• Your assignment: Scan the entries that follow for the word "value", then report every line in which it appears.

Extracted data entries
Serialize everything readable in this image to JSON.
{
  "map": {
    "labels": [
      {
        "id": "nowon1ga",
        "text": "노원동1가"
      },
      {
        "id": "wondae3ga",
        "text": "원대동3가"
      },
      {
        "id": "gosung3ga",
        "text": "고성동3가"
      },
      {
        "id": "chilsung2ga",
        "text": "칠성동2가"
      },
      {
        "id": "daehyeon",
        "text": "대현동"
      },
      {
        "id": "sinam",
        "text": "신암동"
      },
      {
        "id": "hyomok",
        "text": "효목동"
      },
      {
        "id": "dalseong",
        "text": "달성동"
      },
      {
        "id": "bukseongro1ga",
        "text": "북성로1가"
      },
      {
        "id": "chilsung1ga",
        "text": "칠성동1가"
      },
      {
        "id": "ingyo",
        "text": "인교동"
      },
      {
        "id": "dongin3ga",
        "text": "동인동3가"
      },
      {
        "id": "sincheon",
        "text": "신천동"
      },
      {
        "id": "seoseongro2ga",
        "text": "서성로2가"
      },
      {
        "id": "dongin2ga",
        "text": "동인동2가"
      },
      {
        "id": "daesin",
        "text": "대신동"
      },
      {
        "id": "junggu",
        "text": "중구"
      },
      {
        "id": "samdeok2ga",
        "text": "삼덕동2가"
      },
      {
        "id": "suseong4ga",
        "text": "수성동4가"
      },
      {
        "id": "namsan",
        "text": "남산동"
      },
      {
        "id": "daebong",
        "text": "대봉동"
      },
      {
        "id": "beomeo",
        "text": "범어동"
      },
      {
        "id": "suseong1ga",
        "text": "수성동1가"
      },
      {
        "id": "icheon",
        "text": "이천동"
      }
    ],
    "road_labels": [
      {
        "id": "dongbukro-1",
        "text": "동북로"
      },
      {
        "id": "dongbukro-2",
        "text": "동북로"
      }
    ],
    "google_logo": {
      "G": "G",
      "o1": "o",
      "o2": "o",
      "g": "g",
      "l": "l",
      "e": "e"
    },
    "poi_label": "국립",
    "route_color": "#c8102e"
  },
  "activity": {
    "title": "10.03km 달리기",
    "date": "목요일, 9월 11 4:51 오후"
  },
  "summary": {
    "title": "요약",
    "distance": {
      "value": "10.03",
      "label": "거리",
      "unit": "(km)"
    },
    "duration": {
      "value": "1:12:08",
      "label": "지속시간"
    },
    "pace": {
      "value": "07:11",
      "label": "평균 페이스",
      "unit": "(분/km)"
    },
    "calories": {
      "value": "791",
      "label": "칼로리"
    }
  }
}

• Task output:
      "value": "10.03",
      "value": "1:12:08",
      "value": "07:11",
      "value": "791",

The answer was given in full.